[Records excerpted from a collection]
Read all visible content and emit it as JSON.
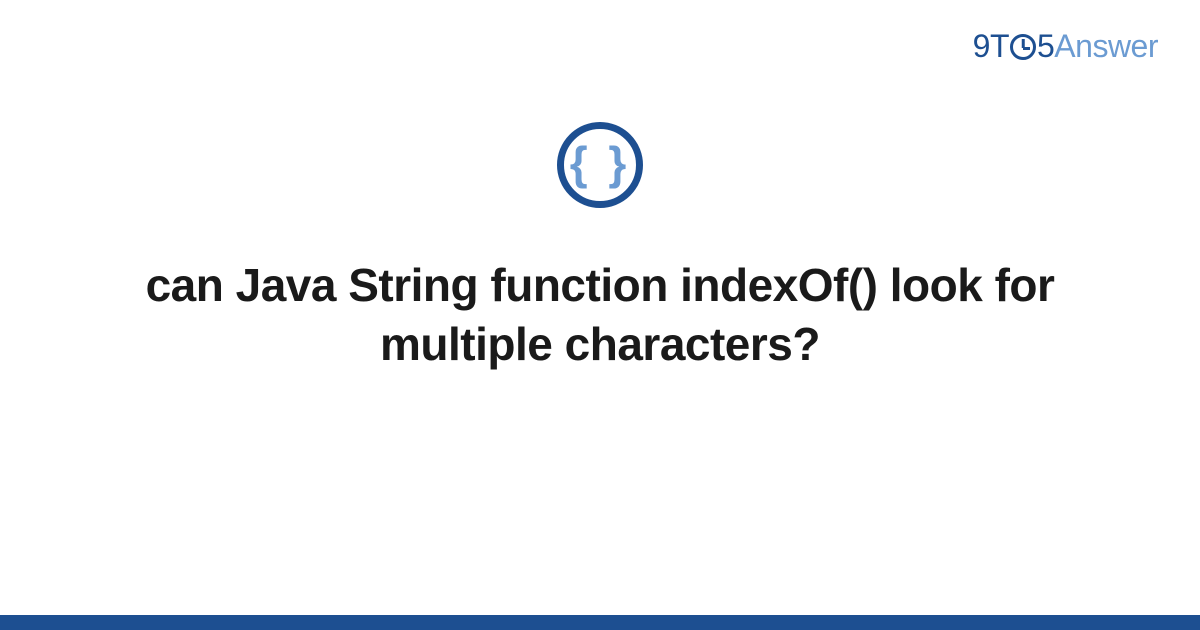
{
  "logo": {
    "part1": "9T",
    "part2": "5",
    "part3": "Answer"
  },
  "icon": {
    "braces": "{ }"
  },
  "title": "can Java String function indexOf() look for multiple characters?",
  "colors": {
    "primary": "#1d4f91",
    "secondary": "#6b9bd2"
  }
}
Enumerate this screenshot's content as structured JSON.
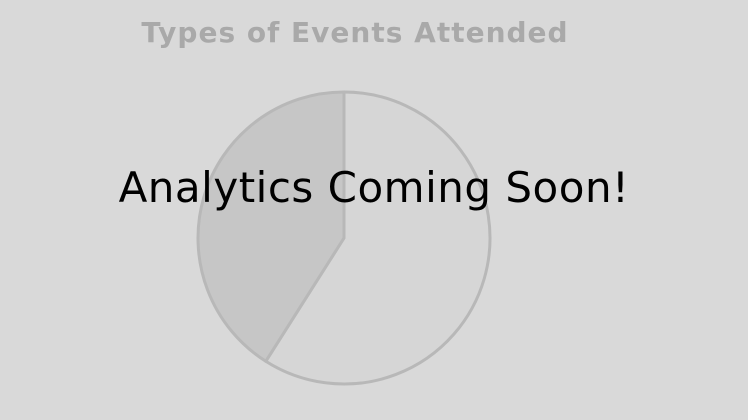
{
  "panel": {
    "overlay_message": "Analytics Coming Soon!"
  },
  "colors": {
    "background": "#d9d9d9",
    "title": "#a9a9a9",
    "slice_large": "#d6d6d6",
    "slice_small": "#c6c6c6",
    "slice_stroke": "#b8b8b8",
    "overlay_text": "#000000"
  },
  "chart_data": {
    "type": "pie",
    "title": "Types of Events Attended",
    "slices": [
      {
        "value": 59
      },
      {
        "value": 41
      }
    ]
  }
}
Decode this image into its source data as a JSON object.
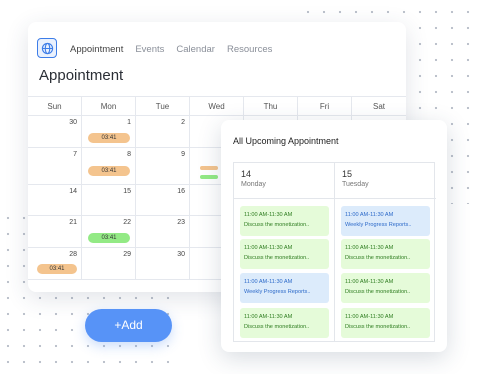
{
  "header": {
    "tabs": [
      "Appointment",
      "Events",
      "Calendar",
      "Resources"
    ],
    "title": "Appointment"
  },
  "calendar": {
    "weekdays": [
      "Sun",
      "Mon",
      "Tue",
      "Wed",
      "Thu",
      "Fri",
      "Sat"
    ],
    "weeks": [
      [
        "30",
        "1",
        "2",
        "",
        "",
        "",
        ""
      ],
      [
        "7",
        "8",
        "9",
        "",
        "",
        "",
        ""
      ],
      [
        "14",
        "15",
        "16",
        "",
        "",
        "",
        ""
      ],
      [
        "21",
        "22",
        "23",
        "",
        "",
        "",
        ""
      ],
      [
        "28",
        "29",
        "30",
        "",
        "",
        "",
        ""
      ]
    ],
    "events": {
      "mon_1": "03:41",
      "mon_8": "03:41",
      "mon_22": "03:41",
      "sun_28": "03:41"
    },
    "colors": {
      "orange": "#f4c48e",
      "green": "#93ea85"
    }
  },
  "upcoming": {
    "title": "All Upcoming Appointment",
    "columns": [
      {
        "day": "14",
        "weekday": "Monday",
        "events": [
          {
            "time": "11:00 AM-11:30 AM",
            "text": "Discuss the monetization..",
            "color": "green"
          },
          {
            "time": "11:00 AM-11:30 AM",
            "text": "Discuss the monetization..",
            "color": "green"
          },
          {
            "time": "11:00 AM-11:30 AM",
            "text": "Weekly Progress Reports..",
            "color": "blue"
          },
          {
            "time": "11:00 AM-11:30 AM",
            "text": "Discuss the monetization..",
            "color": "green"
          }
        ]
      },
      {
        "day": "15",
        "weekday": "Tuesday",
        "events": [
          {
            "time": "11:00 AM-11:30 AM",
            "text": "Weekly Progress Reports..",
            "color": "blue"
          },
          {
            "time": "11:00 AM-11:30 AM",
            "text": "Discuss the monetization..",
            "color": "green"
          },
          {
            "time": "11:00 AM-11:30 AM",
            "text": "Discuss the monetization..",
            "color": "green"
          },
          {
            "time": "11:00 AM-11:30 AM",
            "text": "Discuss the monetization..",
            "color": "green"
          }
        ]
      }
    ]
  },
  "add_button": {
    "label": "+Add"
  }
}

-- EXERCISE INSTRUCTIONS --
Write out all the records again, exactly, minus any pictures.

-- RESPONSE TO THE TASK --
Read all visible content and emit it as JSON.
{
  "logo": {
    "part1": "9T",
    "part2": "5",
    "part3": "Answer"
  },
  "icon": {
    "braces": "{ }"
  },
  "title": "can Java String function indexOf() look for multiple characters?",
  "colors": {
    "primary": "#1d4f91",
    "secondary": "#6b9bd2"
  }
}
Enumerate this screenshot's content as structured JSON.
{
  "panel": {
    "overlay_message": "Analytics Coming Soon!"
  },
  "colors": {
    "background": "#d9d9d9",
    "title": "#a9a9a9",
    "slice_large": "#d6d6d6",
    "slice_small": "#c6c6c6",
    "slice_stroke": "#b8b8b8",
    "overlay_text": "#000000"
  },
  "chart_data": {
    "type": "pie",
    "title": "Types of Events Attended",
    "slices": [
      {
        "value": 59
      },
      {
        "value": 41
      }
    ]
  }
}
Decode this image into its source data as a JSON object.
{
  "header": {
    "tabs": [
      "Appointment",
      "Events",
      "Calendar",
      "Resources"
    ],
    "title": "Appointment"
  },
  "calendar": {
    "weekdays": [
      "Sun",
      "Mon",
      "Tue",
      "Wed",
      "Thu",
      "Fri",
      "Sat"
    ],
    "weeks": [
      [
        "30",
        "1",
        "2",
        "",
        "",
        "",
        ""
      ],
      [
        "7",
        "8",
        "9",
        "",
        "",
        "",
        ""
      ],
      [
        "14",
        "15",
        "16",
        "",
        "",
        "",
        ""
      ],
      [
        "21",
        "22",
        "23",
        "",
        "",
        "",
        ""
      ],
      [
        "28",
        "29",
        "30",
        "",
        "",
        "",
        ""
      ]
    ],
    "events": {
      "mon_1": "03:41",
      "mon_8": "03:41",
      "mon_22": "03:41",
      "sun_28": "03:41"
    },
    "colors": {
      "orange": "#f4c48e",
      "green": "#93ea85"
    }
  },
  "upcoming": {
    "title": "All Upcoming Appointment",
    "columns": [
      {
        "day": "14",
        "weekday": "Monday",
        "events": [
          {
            "time": "11:00 AM-11:30 AM",
            "text": "Discuss the monetization..",
            "color": "green"
          },
          {
            "time": "11:00 AM-11:30 AM",
            "text": "Discuss the monetization..",
            "color": "green"
          },
          {
            "time": "11:00 AM-11:30 AM",
            "text": "Weekly Progress Reports..",
            "color": "blue"
          },
          {
            "time": "11:00 AM-11:30 AM",
            "text": "Discuss the monetization..",
            "color": "green"
          }
        ]
      },
      {
        "day": "15",
        "weekday": "Tuesday",
        "events": [
          {
            "time": "11:00 AM-11:30 AM",
            "text": "Weekly Progress Reports..",
            "color": "blue"
          },
          {
            "time": "11:00 AM-11:30 AM",
            "text": "Discuss the monetization..",
            "color": "green"
          },
          {
            "time": "11:00 AM-11:30 AM",
            "text": "Discuss the monetization..",
            "color": "green"
          },
          {
            "time": "11:00 AM-11:30 AM",
            "text": "Discuss the monetization..",
            "color": "green"
          }
        ]
      }
    ]
  },
  "add_button": {
    "label": "+Add"
  }
}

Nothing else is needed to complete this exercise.